#### [PROVIDED DATA]
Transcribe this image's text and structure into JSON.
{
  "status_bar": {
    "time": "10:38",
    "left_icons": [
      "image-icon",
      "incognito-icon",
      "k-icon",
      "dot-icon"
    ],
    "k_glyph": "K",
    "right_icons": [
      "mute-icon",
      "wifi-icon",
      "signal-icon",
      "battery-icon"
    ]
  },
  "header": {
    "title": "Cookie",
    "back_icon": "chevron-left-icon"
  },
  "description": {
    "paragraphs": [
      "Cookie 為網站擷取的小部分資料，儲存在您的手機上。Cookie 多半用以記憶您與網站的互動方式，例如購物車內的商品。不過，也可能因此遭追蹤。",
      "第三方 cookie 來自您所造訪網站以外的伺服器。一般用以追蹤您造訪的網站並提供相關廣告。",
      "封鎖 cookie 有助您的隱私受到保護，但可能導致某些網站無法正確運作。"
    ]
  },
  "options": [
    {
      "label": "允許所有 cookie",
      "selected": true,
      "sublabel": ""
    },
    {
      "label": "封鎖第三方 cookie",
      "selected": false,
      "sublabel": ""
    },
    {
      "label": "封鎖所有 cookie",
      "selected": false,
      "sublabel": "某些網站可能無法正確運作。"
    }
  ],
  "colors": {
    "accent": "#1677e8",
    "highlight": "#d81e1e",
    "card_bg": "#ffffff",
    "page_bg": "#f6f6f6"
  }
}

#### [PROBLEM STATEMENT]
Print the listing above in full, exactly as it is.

#### [REPLY TO THE EXERCISE]
Transcribe this image's text and structure into JSON.
{
  "status_bar": {
    "time": "10:38",
    "left_icons": [
      "image-icon",
      "incognito-icon",
      "k-icon",
      "dot-icon"
    ],
    "k_glyph": "K",
    "right_icons": [
      "mute-icon",
      "wifi-icon",
      "signal-icon",
      "battery-icon"
    ]
  },
  "header": {
    "title": "Cookie",
    "back_icon": "chevron-left-icon"
  },
  "description": {
    "paragraphs": [
      "Cookie 為網站擷取的小部分資料，儲存在您的手機上。Cookie 多半用以記憶您與網站的互動方式，例如購物車內的商品。不過，也可能因此遭追蹤。",
      "第三方 cookie 來自您所造訪網站以外的伺服器。一般用以追蹤您造訪的網站並提供相關廣告。",
      "封鎖 cookie 有助您的隱私受到保護，但可能導致某些網站無法正確運作。"
    ]
  },
  "options": [
    {
      "label": "允許所有 cookie",
      "selected": true,
      "sublabel": ""
    },
    {
      "label": "封鎖第三方 cookie",
      "selected": false,
      "sublabel": ""
    },
    {
      "label": "封鎖所有 cookie",
      "selected": false,
      "sublabel": "某些網站可能無法正確運作。"
    }
  ],
  "colors": {
    "accent": "#1677e8",
    "highlight": "#d81e1e",
    "card_bg": "#ffffff",
    "page_bg": "#f6f6f6"
  }
}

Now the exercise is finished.